The Philadelphia Ledger has given sundry articles recently in explanation of the evils which must result to the northern states from the admission of emancipated and contraband blacks. The Ledger thinks the subject is attended with great perplexity, and deplores the necessity of passing such laws as will exclude the negro. We extract the following: —

"The subject is surrounded by so many difficulties that it seems impossible to legislate upon it by the states without doing vast injustice to those helpless people. Imprisonment and fines are the only means by which they could be kept out of the states not desiring them, and this would be as cruel as keeping them in perpetual bondage. But here they are not wanted, and here they cannot live, for there is no opening for them through which they can derive, by their own industry, the means of their own support. It is no philanthropy to take them from the fields of labor to which their service is adapted, and cast them without provision upon those where they cannot provide for their own support without rendering the lot of white laborers more insupportable.
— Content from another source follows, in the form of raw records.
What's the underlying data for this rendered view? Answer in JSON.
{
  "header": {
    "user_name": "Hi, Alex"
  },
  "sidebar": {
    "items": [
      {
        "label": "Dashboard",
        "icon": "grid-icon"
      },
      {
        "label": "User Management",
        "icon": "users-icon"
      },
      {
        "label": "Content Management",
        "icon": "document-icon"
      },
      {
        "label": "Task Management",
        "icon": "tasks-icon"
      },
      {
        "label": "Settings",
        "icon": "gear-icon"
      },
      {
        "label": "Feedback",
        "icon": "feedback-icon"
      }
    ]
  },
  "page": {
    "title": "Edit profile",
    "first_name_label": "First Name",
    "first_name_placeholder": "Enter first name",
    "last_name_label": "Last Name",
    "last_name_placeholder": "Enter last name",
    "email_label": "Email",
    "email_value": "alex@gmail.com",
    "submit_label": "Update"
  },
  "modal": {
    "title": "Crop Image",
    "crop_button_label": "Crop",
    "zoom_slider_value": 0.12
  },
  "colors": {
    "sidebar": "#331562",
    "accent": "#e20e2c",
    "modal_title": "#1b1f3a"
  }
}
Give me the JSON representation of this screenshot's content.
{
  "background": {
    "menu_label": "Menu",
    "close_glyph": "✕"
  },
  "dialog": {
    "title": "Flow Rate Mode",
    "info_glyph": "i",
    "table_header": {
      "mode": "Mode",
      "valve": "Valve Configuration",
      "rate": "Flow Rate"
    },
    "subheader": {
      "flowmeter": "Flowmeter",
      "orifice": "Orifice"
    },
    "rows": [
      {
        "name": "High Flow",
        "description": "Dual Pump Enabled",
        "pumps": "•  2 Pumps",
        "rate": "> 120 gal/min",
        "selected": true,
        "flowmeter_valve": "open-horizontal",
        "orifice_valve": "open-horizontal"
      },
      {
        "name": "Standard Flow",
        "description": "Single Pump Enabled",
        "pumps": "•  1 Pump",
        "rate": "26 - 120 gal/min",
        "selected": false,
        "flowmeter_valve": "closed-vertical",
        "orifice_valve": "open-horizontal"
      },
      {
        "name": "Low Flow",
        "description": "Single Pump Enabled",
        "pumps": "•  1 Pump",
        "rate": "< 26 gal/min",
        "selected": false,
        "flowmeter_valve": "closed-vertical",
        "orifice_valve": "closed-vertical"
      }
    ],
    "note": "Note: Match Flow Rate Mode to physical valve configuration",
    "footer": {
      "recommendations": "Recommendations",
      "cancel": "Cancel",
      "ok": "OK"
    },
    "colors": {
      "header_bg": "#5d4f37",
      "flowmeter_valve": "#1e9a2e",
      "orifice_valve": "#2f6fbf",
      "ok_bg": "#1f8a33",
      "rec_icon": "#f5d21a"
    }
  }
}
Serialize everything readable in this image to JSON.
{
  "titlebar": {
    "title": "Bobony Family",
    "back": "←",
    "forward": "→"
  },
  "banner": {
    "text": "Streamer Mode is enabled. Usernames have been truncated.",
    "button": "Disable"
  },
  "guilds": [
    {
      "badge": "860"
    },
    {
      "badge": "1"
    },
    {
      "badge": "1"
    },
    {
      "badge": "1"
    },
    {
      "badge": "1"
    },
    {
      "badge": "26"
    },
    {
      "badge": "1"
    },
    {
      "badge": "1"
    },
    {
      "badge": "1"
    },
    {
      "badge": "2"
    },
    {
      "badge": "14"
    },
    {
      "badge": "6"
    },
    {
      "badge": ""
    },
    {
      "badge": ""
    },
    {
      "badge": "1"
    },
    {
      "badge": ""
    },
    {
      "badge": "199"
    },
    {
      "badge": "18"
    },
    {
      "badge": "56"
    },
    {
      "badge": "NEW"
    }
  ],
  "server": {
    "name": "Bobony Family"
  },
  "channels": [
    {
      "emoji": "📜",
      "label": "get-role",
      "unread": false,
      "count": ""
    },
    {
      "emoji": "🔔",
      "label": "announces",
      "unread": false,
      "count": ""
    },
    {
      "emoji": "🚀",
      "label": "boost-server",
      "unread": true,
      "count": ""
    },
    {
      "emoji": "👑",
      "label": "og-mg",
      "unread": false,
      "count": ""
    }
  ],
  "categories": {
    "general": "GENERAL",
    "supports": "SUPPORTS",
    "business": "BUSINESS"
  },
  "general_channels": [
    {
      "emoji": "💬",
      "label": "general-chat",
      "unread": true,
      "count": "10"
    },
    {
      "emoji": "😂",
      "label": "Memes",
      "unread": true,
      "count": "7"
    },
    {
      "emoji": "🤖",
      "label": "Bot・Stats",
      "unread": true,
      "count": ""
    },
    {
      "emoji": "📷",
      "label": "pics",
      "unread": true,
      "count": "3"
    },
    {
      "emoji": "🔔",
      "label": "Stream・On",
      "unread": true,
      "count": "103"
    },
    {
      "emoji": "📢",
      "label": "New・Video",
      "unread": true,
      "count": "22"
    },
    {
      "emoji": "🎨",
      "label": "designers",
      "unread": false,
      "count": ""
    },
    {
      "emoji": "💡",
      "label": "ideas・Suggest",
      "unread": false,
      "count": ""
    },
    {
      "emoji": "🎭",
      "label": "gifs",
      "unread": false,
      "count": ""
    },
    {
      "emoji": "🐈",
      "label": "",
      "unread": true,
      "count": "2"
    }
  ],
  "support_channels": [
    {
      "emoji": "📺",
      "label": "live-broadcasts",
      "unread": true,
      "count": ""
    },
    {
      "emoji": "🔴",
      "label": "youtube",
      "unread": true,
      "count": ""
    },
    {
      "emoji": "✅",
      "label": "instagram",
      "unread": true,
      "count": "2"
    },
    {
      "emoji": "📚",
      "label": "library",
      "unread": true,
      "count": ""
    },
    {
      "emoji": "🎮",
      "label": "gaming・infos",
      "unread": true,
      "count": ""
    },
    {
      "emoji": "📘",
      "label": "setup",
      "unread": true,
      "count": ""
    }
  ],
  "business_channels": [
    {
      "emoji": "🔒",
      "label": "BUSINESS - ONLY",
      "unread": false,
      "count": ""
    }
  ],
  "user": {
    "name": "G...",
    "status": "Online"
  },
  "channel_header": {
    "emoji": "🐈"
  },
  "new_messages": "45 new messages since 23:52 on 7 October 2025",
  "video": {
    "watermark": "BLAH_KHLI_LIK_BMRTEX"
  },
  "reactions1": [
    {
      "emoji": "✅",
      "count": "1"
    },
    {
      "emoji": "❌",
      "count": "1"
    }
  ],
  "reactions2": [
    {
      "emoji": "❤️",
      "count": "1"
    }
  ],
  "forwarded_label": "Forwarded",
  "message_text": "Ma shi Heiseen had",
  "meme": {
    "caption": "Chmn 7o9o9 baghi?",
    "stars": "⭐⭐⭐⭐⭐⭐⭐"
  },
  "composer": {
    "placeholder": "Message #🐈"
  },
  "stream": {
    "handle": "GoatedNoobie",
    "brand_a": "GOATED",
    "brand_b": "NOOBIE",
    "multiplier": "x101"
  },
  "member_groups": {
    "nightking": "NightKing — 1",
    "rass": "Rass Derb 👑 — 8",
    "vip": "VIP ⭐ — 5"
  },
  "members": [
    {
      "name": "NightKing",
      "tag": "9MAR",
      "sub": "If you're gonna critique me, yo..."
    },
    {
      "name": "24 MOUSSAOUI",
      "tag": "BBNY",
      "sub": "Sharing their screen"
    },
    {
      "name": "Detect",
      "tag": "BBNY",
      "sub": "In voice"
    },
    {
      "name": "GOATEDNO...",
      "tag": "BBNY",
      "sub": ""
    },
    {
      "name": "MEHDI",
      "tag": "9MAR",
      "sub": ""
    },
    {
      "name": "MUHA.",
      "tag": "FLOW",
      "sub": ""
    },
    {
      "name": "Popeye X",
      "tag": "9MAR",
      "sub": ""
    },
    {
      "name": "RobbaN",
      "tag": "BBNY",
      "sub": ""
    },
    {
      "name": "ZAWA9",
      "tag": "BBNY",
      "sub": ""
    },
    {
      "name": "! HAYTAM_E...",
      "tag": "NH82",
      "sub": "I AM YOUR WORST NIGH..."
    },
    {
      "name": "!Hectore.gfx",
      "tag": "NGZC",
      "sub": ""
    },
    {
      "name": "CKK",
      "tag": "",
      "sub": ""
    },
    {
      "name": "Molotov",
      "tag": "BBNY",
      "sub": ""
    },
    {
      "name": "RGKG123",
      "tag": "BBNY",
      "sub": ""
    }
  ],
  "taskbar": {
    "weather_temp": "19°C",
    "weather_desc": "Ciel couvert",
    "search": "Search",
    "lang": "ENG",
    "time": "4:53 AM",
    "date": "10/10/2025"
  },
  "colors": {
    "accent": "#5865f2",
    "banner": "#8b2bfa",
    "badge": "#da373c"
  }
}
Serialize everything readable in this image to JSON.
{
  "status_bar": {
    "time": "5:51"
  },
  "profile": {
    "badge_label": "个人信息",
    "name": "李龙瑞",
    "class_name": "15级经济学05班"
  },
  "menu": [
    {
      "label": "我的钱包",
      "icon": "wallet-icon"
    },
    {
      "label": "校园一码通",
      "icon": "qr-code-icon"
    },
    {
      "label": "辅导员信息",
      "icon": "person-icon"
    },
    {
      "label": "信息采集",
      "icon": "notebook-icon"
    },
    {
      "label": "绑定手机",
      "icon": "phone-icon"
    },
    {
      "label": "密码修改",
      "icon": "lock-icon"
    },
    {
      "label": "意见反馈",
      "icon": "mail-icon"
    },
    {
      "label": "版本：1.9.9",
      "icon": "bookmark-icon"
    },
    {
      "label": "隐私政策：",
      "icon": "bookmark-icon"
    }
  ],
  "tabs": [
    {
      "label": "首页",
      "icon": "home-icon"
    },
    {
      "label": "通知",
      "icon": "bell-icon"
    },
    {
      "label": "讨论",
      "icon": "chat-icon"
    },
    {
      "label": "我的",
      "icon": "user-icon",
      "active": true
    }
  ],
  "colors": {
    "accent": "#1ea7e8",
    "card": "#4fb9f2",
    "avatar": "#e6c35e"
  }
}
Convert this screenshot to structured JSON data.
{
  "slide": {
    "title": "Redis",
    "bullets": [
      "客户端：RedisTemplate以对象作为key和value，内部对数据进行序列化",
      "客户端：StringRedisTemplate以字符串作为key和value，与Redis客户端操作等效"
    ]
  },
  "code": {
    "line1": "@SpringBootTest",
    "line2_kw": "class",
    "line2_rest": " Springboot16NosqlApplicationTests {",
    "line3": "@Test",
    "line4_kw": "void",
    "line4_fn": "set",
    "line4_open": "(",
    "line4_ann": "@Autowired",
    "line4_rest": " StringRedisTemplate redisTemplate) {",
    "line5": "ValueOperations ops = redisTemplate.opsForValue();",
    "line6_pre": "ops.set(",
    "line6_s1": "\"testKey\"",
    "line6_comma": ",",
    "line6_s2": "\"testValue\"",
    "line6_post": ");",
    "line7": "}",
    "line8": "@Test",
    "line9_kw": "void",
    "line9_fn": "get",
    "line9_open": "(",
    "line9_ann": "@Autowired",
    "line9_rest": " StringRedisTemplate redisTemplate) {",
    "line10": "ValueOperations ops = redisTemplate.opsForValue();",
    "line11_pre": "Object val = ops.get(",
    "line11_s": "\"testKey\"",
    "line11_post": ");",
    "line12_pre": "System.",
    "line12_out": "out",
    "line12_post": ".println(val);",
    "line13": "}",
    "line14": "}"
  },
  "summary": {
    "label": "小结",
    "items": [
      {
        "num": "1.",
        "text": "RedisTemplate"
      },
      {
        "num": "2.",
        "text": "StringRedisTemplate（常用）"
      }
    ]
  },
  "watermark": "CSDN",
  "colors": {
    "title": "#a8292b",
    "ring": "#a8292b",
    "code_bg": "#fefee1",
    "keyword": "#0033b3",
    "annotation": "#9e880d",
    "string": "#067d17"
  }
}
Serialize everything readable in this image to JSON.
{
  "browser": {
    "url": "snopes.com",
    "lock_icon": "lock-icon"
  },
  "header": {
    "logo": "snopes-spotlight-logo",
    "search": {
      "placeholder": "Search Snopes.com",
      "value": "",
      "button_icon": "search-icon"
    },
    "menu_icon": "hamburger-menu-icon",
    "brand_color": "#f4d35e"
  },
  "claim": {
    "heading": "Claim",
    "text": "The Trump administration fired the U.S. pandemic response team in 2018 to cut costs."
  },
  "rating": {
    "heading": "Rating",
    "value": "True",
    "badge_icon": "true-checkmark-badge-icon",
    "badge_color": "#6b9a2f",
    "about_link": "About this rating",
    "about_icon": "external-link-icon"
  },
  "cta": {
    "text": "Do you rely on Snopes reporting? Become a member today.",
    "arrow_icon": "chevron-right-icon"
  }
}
As the war progresses, and more of the slave population finds freedom, the difficulty will grow greater, and government ought at once to adopt some fixed policy whereby its evils would be counteracted. Colonizing the contrabands would mitigate the evil to some extent, and the system of foreign as well as domestic colonization might be tries with advantage. Certainly, they ought not to be left in the condition they now are, outcasts of society, helpless for their own protection, and regarded with suspicion and dislike by those who look upon their presence as casting additional burdens upon themselves."

We have frequently treated upon this subject at length, and can find no other solution of the difficulty than that of excluding them by law, basing it upon the acknowledged proposition that every nation has a right to adopt such regulations as are essential to its prosperity, contentment, welfare and safety. If justice were done in the premises, it would be right to apportion all the emancipated slaves among the abolition districts of the north, from which has sprung the project of bringing these slaves into the horrid condition described by the Ledger. But the northern states will unanimously forbid the slaves coming. They are working to bring these people to destruction, but will not lift a finger to ameliorate their sufferings.

Illinois is probably better prepared to accommodate these people than any other state, but long experience has proved that this worthless and useless class is too great an impediment and burden, even here. This was felt to such an extent that it was found necessary to pass laws keeping them out. This state was formerly a favorite underground for them, and, but for such a law, emancipation and confiscation would bring them here in overwhelming numbers. Six-sevenths of the state of Kentucky lie north of the southern extremity of Illinois, giving the slaves of the "border states" a climate corresponding with their own, and a soil of unsurpassed fertility and plenty of it, at a low price. If, then, our people have found these negroes useless and mischievous, how much more so will they be found where the rigor of climate and the poverty of soil precludes the existence of idlers.

Illinois has provided against the coming storm, and every yankee state will do the same in less than two years. Confiscate and emancipate the slaves and the negro's doom is sealed.

The Ledger suggests "colonization." It would be gratifying to have the Ledger reconcile compulsory colonization with philanthropy or honor; and without compulsion, not one in one hundred slaves will leave.